Patients with node-negative, locally advanced lung tumors who undergo induction chemoradiotherapy appear to survive significantly longer than patients who undergo surgical resection without induction chemoradiotherapy
Patients with node-negative, locally advanced lung tumors who undergo induction chemoradiotherapy appear to survive significantly longer than patients who undergo surgical resection without induction chemoradiotherapy, according to preliminary results reported by a group from Boston University Medical Center. Results in 110 patients who were followed for an extended length of time show a greater than two-fold survival edge for surgically treated patients.
Benedict D. Daly, MD, and colleagues compared treatment outcomes in 47 patients who underwent neoadjuvant chemotherapy and 63 patients who underwent surgery and did not receive induction chemoradiotherapy, but instead underwent neoadjuvant radiation, adjuvant radiation, adjuvant chemotherapy, adjuvant chemoradiotherapy, brachytherapy, or no additional treatment.
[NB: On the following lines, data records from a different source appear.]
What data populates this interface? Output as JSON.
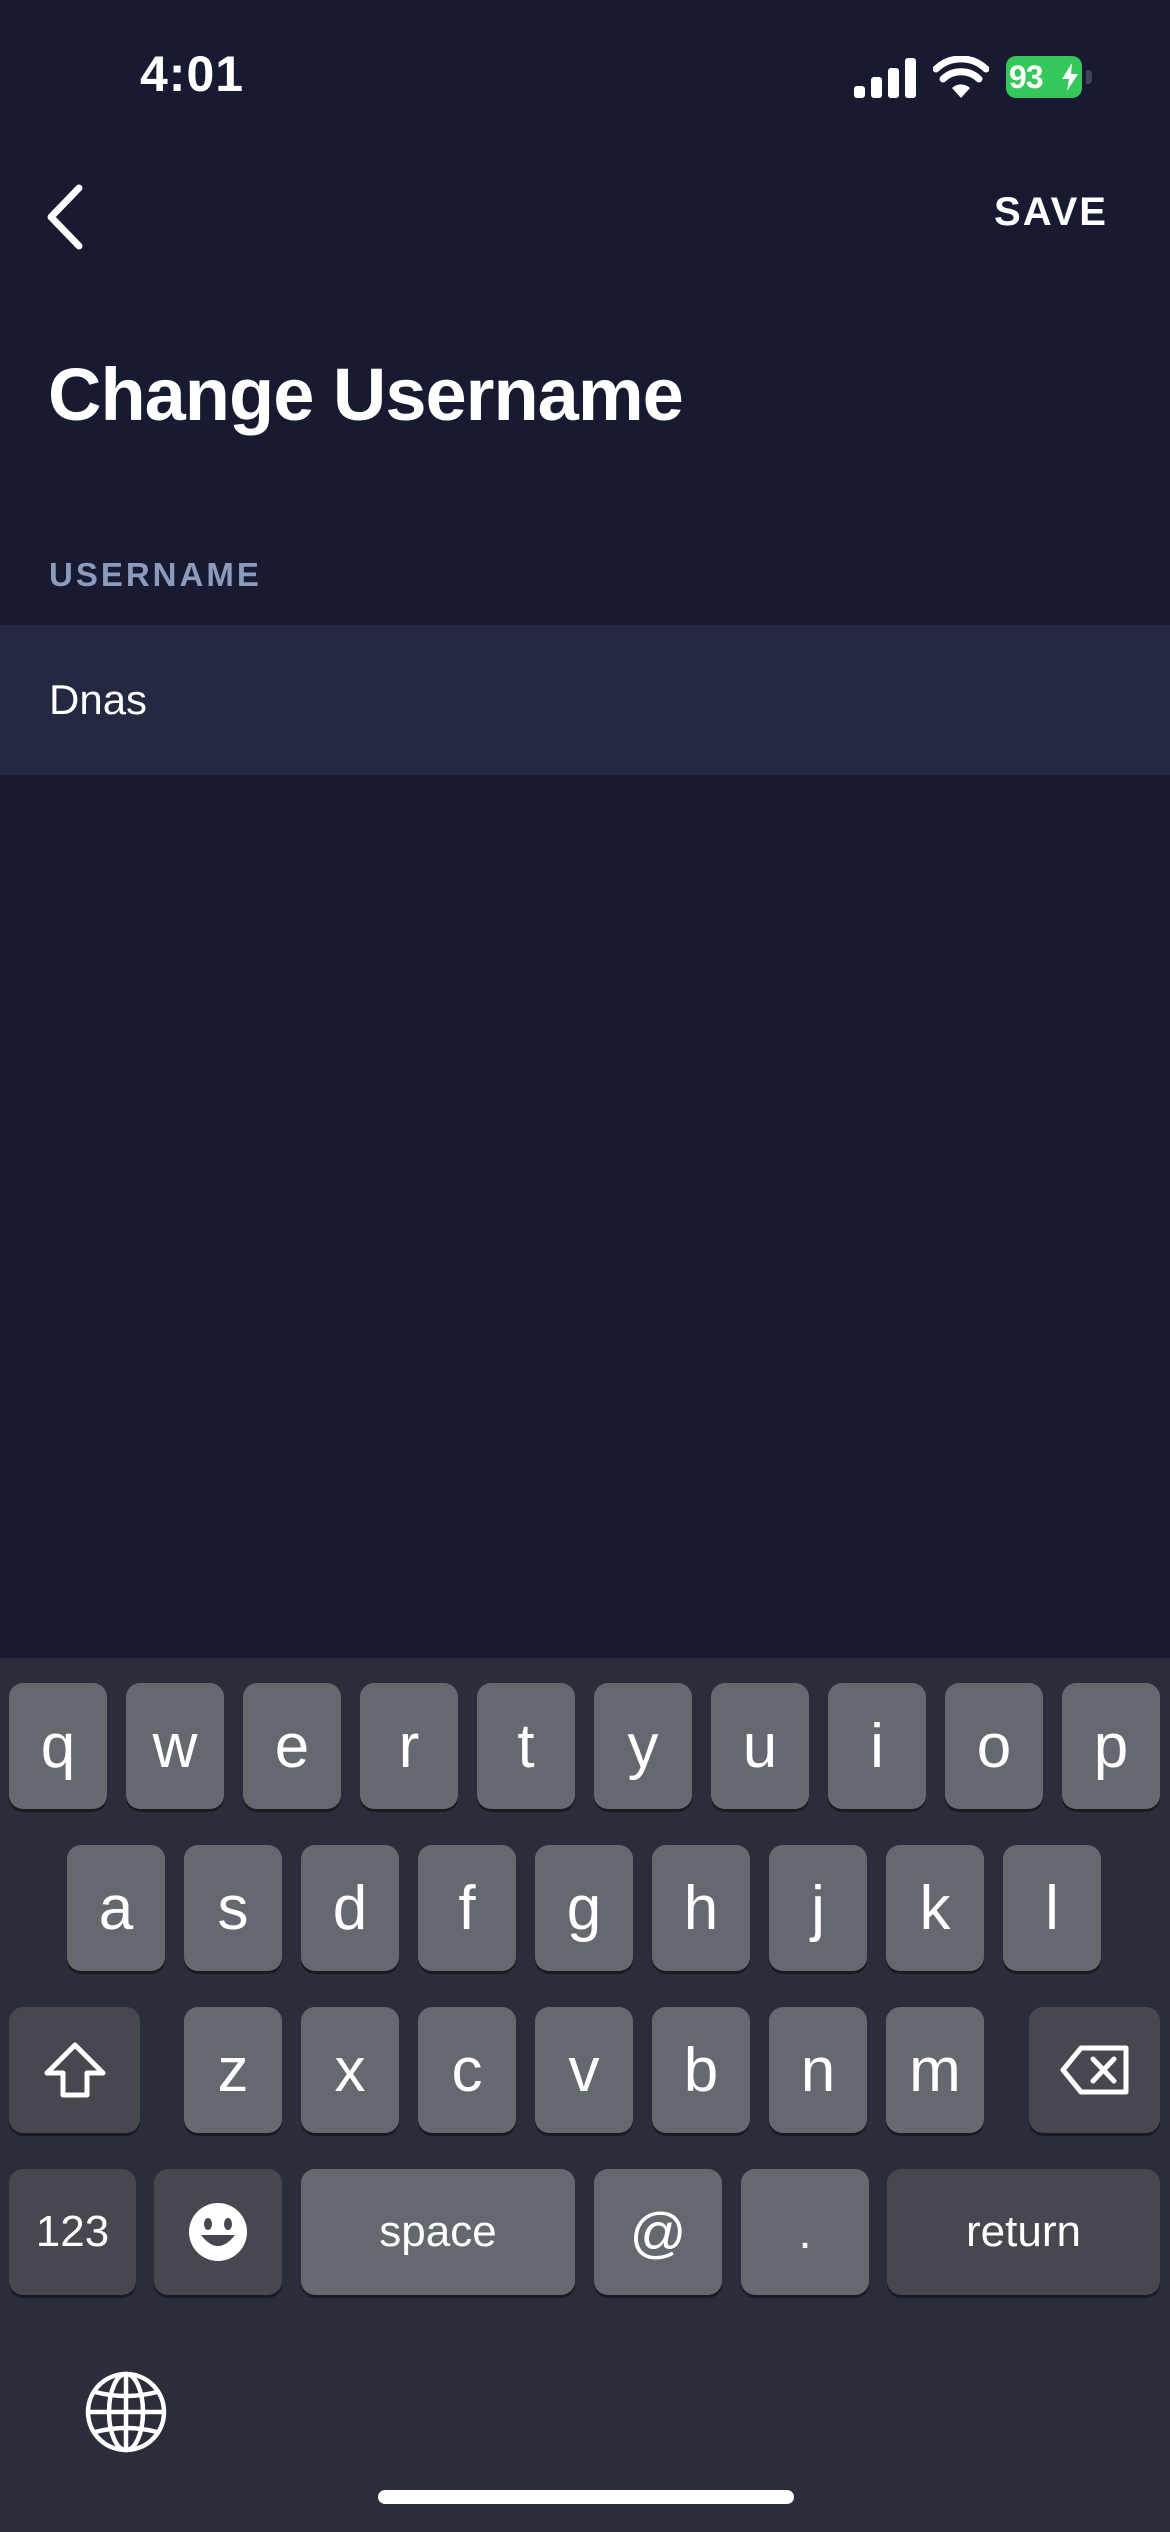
{
  "status_bar": {
    "time": "4:01",
    "battery_level": "93"
  },
  "nav": {
    "save_label": "SAVE"
  },
  "page": {
    "title": "Change Username"
  },
  "form": {
    "username_label": "USERNAME",
    "username_value": "Dnas"
  },
  "keyboard": {
    "row1": [
      "q",
      "w",
      "e",
      "r",
      "t",
      "y",
      "u",
      "i",
      "o",
      "p"
    ],
    "row2": [
      "a",
      "s",
      "d",
      "f",
      "g",
      "h",
      "j",
      "k",
      "l"
    ],
    "row3": [
      "z",
      "x",
      "c",
      "v",
      "b",
      "n",
      "m"
    ],
    "numbers_label": "123",
    "space_label": "space",
    "at_label": "@",
    "dot_label": ".",
    "return_label": "return"
  },
  "colors": {
    "background": "#181a31",
    "field_background": "#242840",
    "label_color": "#8c9abb",
    "battery_green": "#34c759",
    "keyboard_background": "#2c2d3a"
  },
  "icons": {
    "back": "chevron-left-icon",
    "signal": "cellular-signal-icon",
    "wifi": "wifi-icon",
    "battery": "battery-charging-icon",
    "shift": "shift-icon",
    "delete": "backspace-icon",
    "emoji": "emoji-icon",
    "globe": "globe-icon"
  }
}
All patients had invasive T3 and T4 non—small cell lung cancer (NSCLC) and underwent treatment between 1979 and 2008. The analysis found that the median survival was longest for patients who had surgical resection and neoadjuvant chemoradiotherapy (90 mo) compared with resection and adjuvant external radiation therapy (25 mo), resection and neoadjuvant external radiation therapy (19 mo), or surgery alone (19 mo).
"The resolution of CT scanners has changed, PET imaging is now available, and invasive staging of the mediastinal lymph nodes has become routine."
-Benedict D. Daly, MD
Daly and associates pointed out that the results must be interpreted carefully given the improvements in the diagnosis, staging, and management of NSCLC that occurred during the study period. “The resolution of CT scanners has changed, PET imaging is now available, and invasive staging of the mediastinal lymph nodes has become routine,” they said. “As such, it is likely that a few of these patients were understaged or overstaged, affecting patient selection.”
Also, because patients were not randomized and staging was not uniform, the conclusions must be replicated in a prospective study that uses standardized staging and resection criteria.
Daly BD, Ebright MI, Walkey AJ, et al. Impact of neoadjuvant chemoradiotherapy followed by surgical resection on node-negative T3 and T4 non-small cell lung cancer [published online ahead of print January 29, 2011]. J Thorac Cardiovasc Surg. doi:10.1016/j.jtcvs. 2010.12.011.